Subject: Re: Towards an OSI-approved "waive all rights" software license
From: Richard Fontana <rfontana@redhat.com>
Date: Mon, 18 Apr 2011 14:48:28 -0400

On Mon, Apr 18, 2011 at 11:36:35AM -0700, Lawrence Rosen wrote:
> Richard Fontana wrote:
> > I am not too troubled by that to the extent CC0 continues to be
> > applied to rather trivial pieces of code, but use of CC0 on a
> > substantial body of code might be another matter.
> 
> I'm not convinced you actually need a license for "rather trivial pieces of
> code" that may be in the *real* public domain and not eligible for copyright
> protection at all. See, e.g., 17 USC 102(b). This is another example of how,
> in the context of open source software, we ask for licenses for things we
> can just take, and ignore the important stuff (e.g., patents) we really need
> licenses for. 
> 
> Maybe it depends on your definition of "trivial".

Oh, I basically agree with that. I actually do see CC0 as a valuable
bit of legal machinery for situations where strictly speaking it may
not really be necessary. There may be something problematic about that
-- it draws attention away from the possibility that what's being
covered might be noncopyrightable to begin with. But I also think
there will always be some borderline cases where we don't reasonably
know, and can't expect others to know, whether we've passed the
threshold of copyrightability. Those might still involve code that
looks fairly trivial. And under U.S. law the bar for copyrightability
seems to be fairly low, generally speaking.

- Richard





> 
> /Larry
> 
> 
> 
> 
> > -----Original Message-----
> > From: Richard Fontana [mailto:rfontana@redhat.com]
> > Sent: Monday, April 18, 2011 11:20 AM
> > To: Lawrence Rosen
> > Cc: license-discuss@opensource.org
> > Subject: Re: Towards an OSI-approved "waive all rights" software
> > license
> > 
> > On Mon, Apr 18, 2011 at 11:00:21AM -0700, Lawrence Rosen wrote:
> > > 2. The CC0 license says nothing about patents. I find this
> > particularly
> > > troubling when a CC0 license (or the BSD license, for that matter!)
> > is used
> > > for software or specifications by companies that have large patent
> > > portfolios.
> > 
> > In fact CC0 explicitly excludes any licensing of patents.
> > 
> >   No trademark or patent rights held by Affirmer are waived,
> >   abandoned, surrendered, licensed or otherwise affected by this
> >   document.
> > 
> > I am not too troubled by that to the extent CC0 continues to be
> > applied to rather trivial pieces of code, but use of CC0 on a
> > substantial body of code might be another matter.
> > 
> > I have recently suggested to Creative Commons that the issue should
> > perhaps be revisited in future versions of CC0, now that its
> > suitability for software has been acknowledged.
> > 
> > - RF
> > 
> 
> 

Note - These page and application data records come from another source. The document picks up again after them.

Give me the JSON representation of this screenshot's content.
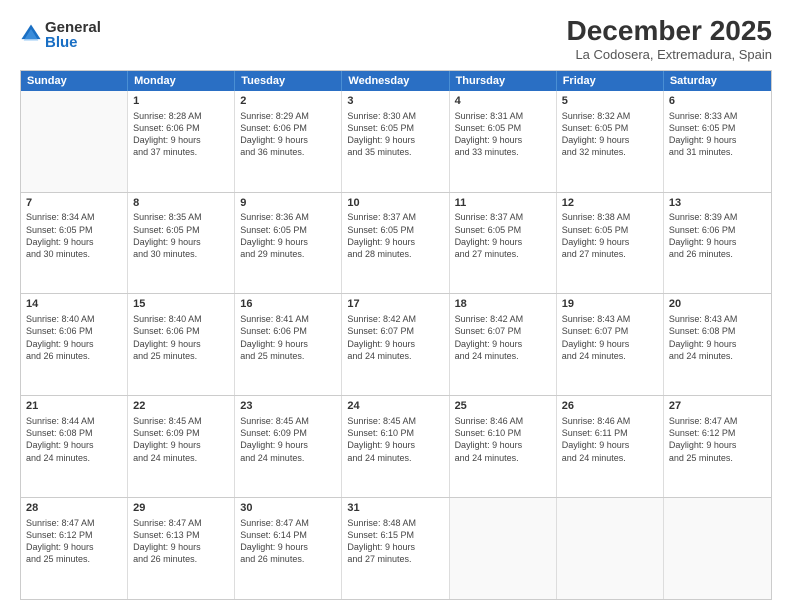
{
  "logo": {
    "general": "General",
    "blue": "Blue"
  },
  "title": "December 2025",
  "subtitle": "La Codosera, Extremadura, Spain",
  "header_days": [
    "Sunday",
    "Monday",
    "Tuesday",
    "Wednesday",
    "Thursday",
    "Friday",
    "Saturday"
  ],
  "weeks": [
    [
      {
        "day": "",
        "lines": []
      },
      {
        "day": "1",
        "lines": [
          "Sunrise: 8:28 AM",
          "Sunset: 6:06 PM",
          "Daylight: 9 hours",
          "and 37 minutes."
        ]
      },
      {
        "day": "2",
        "lines": [
          "Sunrise: 8:29 AM",
          "Sunset: 6:06 PM",
          "Daylight: 9 hours",
          "and 36 minutes."
        ]
      },
      {
        "day": "3",
        "lines": [
          "Sunrise: 8:30 AM",
          "Sunset: 6:05 PM",
          "Daylight: 9 hours",
          "and 35 minutes."
        ]
      },
      {
        "day": "4",
        "lines": [
          "Sunrise: 8:31 AM",
          "Sunset: 6:05 PM",
          "Daylight: 9 hours",
          "and 33 minutes."
        ]
      },
      {
        "day": "5",
        "lines": [
          "Sunrise: 8:32 AM",
          "Sunset: 6:05 PM",
          "Daylight: 9 hours",
          "and 32 minutes."
        ]
      },
      {
        "day": "6",
        "lines": [
          "Sunrise: 8:33 AM",
          "Sunset: 6:05 PM",
          "Daylight: 9 hours",
          "and 31 minutes."
        ]
      }
    ],
    [
      {
        "day": "7",
        "lines": [
          "Sunrise: 8:34 AM",
          "Sunset: 6:05 PM",
          "Daylight: 9 hours",
          "and 30 minutes."
        ]
      },
      {
        "day": "8",
        "lines": [
          "Sunrise: 8:35 AM",
          "Sunset: 6:05 PM",
          "Daylight: 9 hours",
          "and 30 minutes."
        ]
      },
      {
        "day": "9",
        "lines": [
          "Sunrise: 8:36 AM",
          "Sunset: 6:05 PM",
          "Daylight: 9 hours",
          "and 29 minutes."
        ]
      },
      {
        "day": "10",
        "lines": [
          "Sunrise: 8:37 AM",
          "Sunset: 6:05 PM",
          "Daylight: 9 hours",
          "and 28 minutes."
        ]
      },
      {
        "day": "11",
        "lines": [
          "Sunrise: 8:37 AM",
          "Sunset: 6:05 PM",
          "Daylight: 9 hours",
          "and 27 minutes."
        ]
      },
      {
        "day": "12",
        "lines": [
          "Sunrise: 8:38 AM",
          "Sunset: 6:05 PM",
          "Daylight: 9 hours",
          "and 27 minutes."
        ]
      },
      {
        "day": "13",
        "lines": [
          "Sunrise: 8:39 AM",
          "Sunset: 6:06 PM",
          "Daylight: 9 hours",
          "and 26 minutes."
        ]
      }
    ],
    [
      {
        "day": "14",
        "lines": [
          "Sunrise: 8:40 AM",
          "Sunset: 6:06 PM",
          "Daylight: 9 hours",
          "and 26 minutes."
        ]
      },
      {
        "day": "15",
        "lines": [
          "Sunrise: 8:40 AM",
          "Sunset: 6:06 PM",
          "Daylight: 9 hours",
          "and 25 minutes."
        ]
      },
      {
        "day": "16",
        "lines": [
          "Sunrise: 8:41 AM",
          "Sunset: 6:06 PM",
          "Daylight: 9 hours",
          "and 25 minutes."
        ]
      },
      {
        "day": "17",
        "lines": [
          "Sunrise: 8:42 AM",
          "Sunset: 6:07 PM",
          "Daylight: 9 hours",
          "and 24 minutes."
        ]
      },
      {
        "day": "18",
        "lines": [
          "Sunrise: 8:42 AM",
          "Sunset: 6:07 PM",
          "Daylight: 9 hours",
          "and 24 minutes."
        ]
      },
      {
        "day": "19",
        "lines": [
          "Sunrise: 8:43 AM",
          "Sunset: 6:07 PM",
          "Daylight: 9 hours",
          "and 24 minutes."
        ]
      },
      {
        "day": "20",
        "lines": [
          "Sunrise: 8:43 AM",
          "Sunset: 6:08 PM",
          "Daylight: 9 hours",
          "and 24 minutes."
        ]
      }
    ],
    [
      {
        "day": "21",
        "lines": [
          "Sunrise: 8:44 AM",
          "Sunset: 6:08 PM",
          "Daylight: 9 hours",
          "and 24 minutes."
        ]
      },
      {
        "day": "22",
        "lines": [
          "Sunrise: 8:45 AM",
          "Sunset: 6:09 PM",
          "Daylight: 9 hours",
          "and 24 minutes."
        ]
      },
      {
        "day": "23",
        "lines": [
          "Sunrise: 8:45 AM",
          "Sunset: 6:09 PM",
          "Daylight: 9 hours",
          "and 24 minutes."
        ]
      },
      {
        "day": "24",
        "lines": [
          "Sunrise: 8:45 AM",
          "Sunset: 6:10 PM",
          "Daylight: 9 hours",
          "and 24 minutes."
        ]
      },
      {
        "day": "25",
        "lines": [
          "Sunrise: 8:46 AM",
          "Sunset: 6:10 PM",
          "Daylight: 9 hours",
          "and 24 minutes."
        ]
      },
      {
        "day": "26",
        "lines": [
          "Sunrise: 8:46 AM",
          "Sunset: 6:11 PM",
          "Daylight: 9 hours",
          "and 24 minutes."
        ]
      },
      {
        "day": "27",
        "lines": [
          "Sunrise: 8:47 AM",
          "Sunset: 6:12 PM",
          "Daylight: 9 hours",
          "and 25 minutes."
        ]
      }
    ],
    [
      {
        "day": "28",
        "lines": [
          "Sunrise: 8:47 AM",
          "Sunset: 6:12 PM",
          "Daylight: 9 hours",
          "and 25 minutes."
        ]
      },
      {
        "day": "29",
        "lines": [
          "Sunrise: 8:47 AM",
          "Sunset: 6:13 PM",
          "Daylight: 9 hours",
          "and 26 minutes."
        ]
      },
      {
        "day": "30",
        "lines": [
          "Sunrise: 8:47 AM",
          "Sunset: 6:14 PM",
          "Daylight: 9 hours",
          "and 26 minutes."
        ]
      },
      {
        "day": "31",
        "lines": [
          "Sunrise: 8:48 AM",
          "Sunset: 6:15 PM",
          "Daylight: 9 hours",
          "and 27 minutes."
        ]
      },
      {
        "day": "",
        "lines": []
      },
      {
        "day": "",
        "lines": []
      },
      {
        "day": "",
        "lines": []
      }
    ]
  ]
}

-- 
Richard E. Fontana
Open Source Licensing and Patent Counsel
Red Hat, Inc.